## The task
In the material below, identify each line bearing the word "Dino". Reproduce those lines.

## Data for the task
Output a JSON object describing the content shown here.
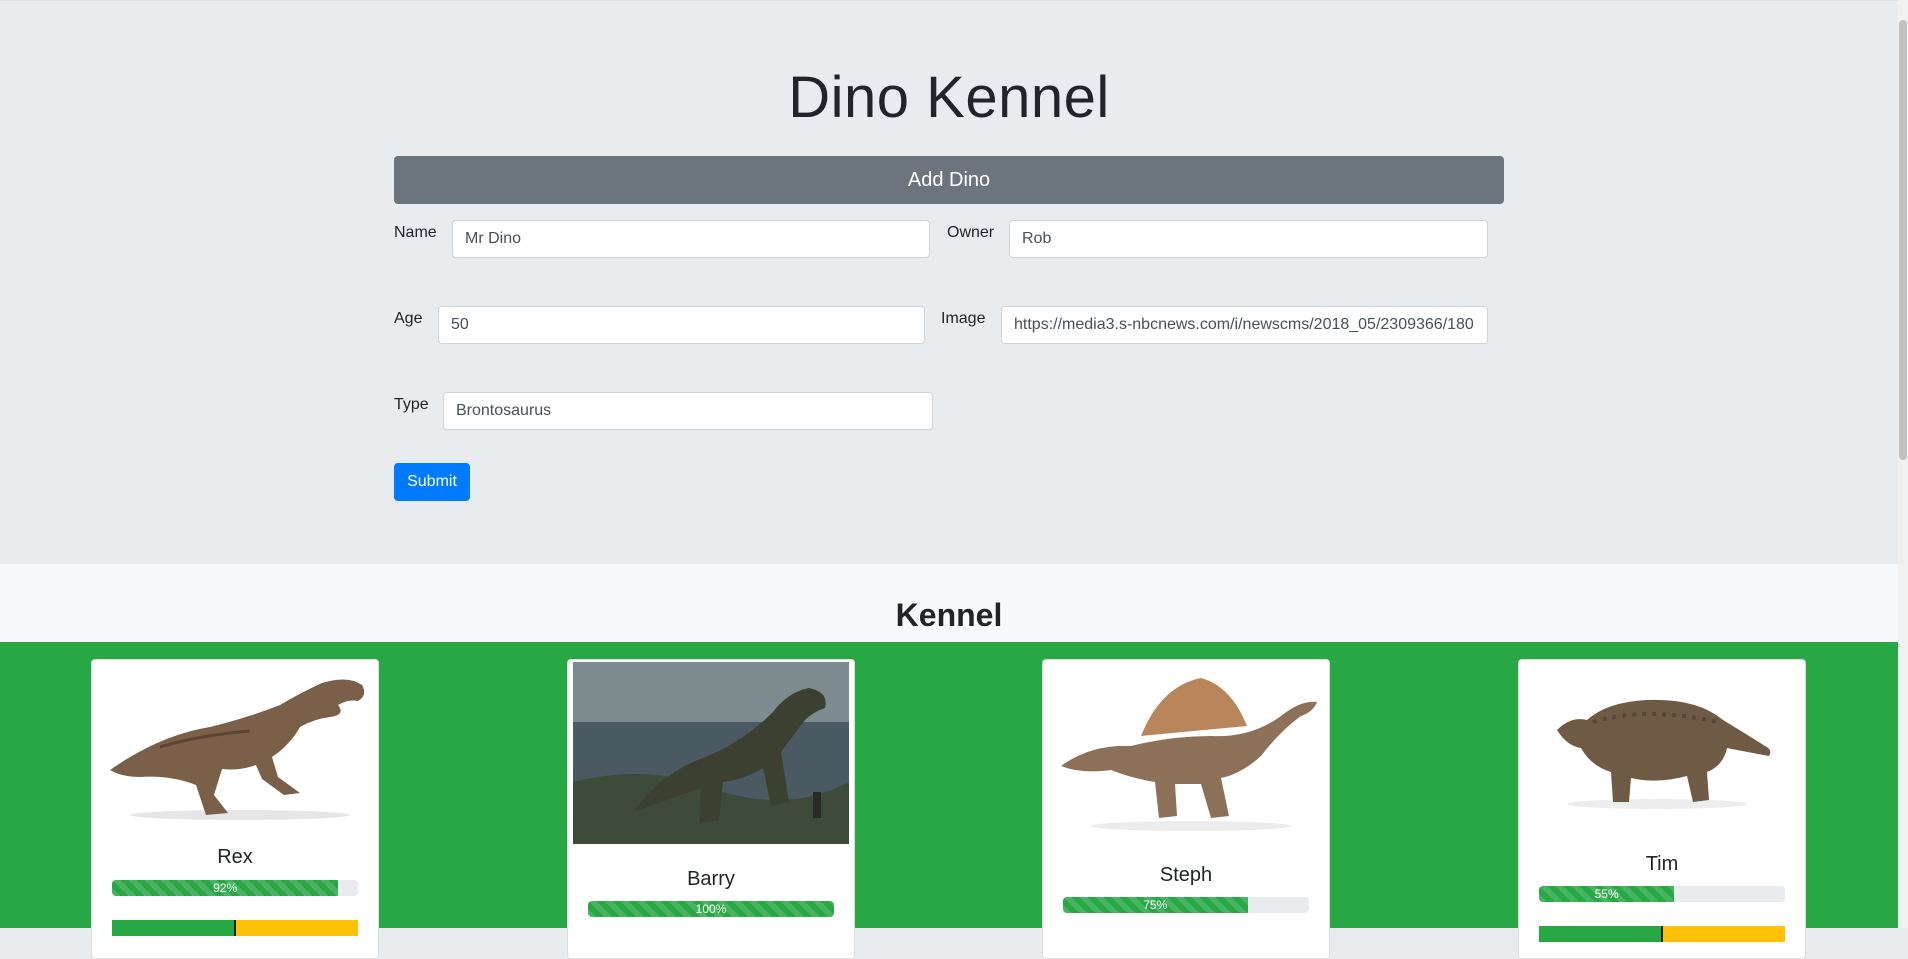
{
  "header": {
    "title": "Dino Kennel",
    "add_label": "Add Dino"
  },
  "form": {
    "name_label": "Name",
    "name_value": "Mr Dino",
    "owner_label": "Owner",
    "owner_value": "Rob",
    "age_label": "Age",
    "age_value": "50",
    "image_label": "Image",
    "image_value": "https://media3.s-nbcnews.com/i/newscms/2018_05/2309366/180",
    "type_label": "Type",
    "type_value": "Brontosaurus",
    "submit_label": "Submit"
  },
  "kennel": {
    "title": "Kennel",
    "cards": [
      {
        "name": "Rex",
        "progress_label": "92%",
        "progress": 0.92,
        "image_icon": "t-rex-image"
      },
      {
        "name": "Barry",
        "progress_label": "100%",
        "progress": 1.0,
        "image_icon": "t-rex-scene-image"
      },
      {
        "name": "Steph",
        "progress_label": "75%",
        "progress": 0.75,
        "image_icon": "spinosaurus-image"
      },
      {
        "name": "Tim",
        "progress_label": "55%",
        "progress": 0.55,
        "image_icon": "ankylosaurus-image"
      }
    ]
  },
  "colors": {
    "accent": "#007bff",
    "kennel_bg": "#28a745",
    "bar_bg": "#6c757d",
    "warning": "#ffc107"
  }
}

## Completed exercise
    "title": "Dino Kennel",
    "add_label": "Add Dino"
    "name_value": "Mr Dino",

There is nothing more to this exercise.